Praying for a stranger every day during 2009 reaped rewards that Ms. Jordan never anticipated. First, she didn’t cave in to fears about her sons; as she helped other people carry their burdens, her own lightened. After a lifetime of striving for holy solitude, Ms. Jordan realized that . . . she was born to lose herself in humanity. From having to pray, Ms. Jordan ascended to wanting to pray for her daily stranger, a practice she continues today. Gradually, she noted in the strangers’ eyes that her moments of sincere connection made their world a better place.
Ms. Jordan’s little book has the potential of mending our era’s social disconnection as we realize that so many people crave recognition. That said, you’re probably wondering, Reading Friends, if I’m praying for strangers everyday. NO, but when a clerk explained in great detail the results of Alka Plus on her stomach, I caught myself wondering why she thought I cared and listened with rapt attention. A few stores later, I smiled at a man grouching because the credit card machine wasn’t working and the lady in front of him had no cash. He was so surprised that he stopped grumbling for a few seconds and the no-cash lady turned around to see what happened. Not momentous changes, but more than I would have done before reading Praying for Strangers. I’ve always wondered what people meant about life-changing books, and now I know. Thank you, Ms. Jordan!
River Jordan is a . . . southerner with a global perspective. She began as a playwright and worked with the Loblolly Theater Group in Pensacola, Florida, for over ten years. An acclaimed Southern Gothic author, she published The Gin Girl (2003) her first novel and The Miracle of Mercy Land (2010) her latest.

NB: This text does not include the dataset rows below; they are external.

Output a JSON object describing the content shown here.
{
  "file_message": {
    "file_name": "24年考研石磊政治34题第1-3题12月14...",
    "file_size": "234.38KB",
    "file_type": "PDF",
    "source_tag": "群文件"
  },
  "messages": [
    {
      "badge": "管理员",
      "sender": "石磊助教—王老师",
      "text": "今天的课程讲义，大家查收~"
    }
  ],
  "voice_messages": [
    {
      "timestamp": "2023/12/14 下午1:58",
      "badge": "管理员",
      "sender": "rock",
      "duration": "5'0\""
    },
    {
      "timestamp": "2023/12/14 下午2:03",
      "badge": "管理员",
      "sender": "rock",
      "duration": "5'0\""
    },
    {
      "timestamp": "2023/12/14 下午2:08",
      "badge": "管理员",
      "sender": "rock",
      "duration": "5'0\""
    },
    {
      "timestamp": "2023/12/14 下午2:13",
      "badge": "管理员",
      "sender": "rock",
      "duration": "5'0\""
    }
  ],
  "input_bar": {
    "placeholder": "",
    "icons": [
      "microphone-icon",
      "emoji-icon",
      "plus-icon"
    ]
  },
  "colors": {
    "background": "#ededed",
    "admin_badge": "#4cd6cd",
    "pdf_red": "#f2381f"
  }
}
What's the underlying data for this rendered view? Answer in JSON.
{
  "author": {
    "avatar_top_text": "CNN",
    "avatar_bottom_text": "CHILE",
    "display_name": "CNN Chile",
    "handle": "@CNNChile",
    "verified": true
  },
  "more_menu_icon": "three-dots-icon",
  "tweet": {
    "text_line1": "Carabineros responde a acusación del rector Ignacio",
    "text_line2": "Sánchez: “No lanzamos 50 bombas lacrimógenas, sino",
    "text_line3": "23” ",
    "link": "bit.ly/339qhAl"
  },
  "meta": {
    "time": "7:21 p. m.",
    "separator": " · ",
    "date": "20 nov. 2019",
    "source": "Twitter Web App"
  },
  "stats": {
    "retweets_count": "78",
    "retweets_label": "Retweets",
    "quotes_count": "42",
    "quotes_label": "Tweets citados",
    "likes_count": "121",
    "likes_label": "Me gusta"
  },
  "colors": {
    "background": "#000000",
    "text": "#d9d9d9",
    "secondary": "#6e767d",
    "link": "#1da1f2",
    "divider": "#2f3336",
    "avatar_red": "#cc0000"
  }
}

Praying for Strangers is her first narrative non-fiction. Ms. Jordan travels the country speaking about The Power of the Story and produces and hosts Clearstory Radio in Nashville, Tennessee, where she lives.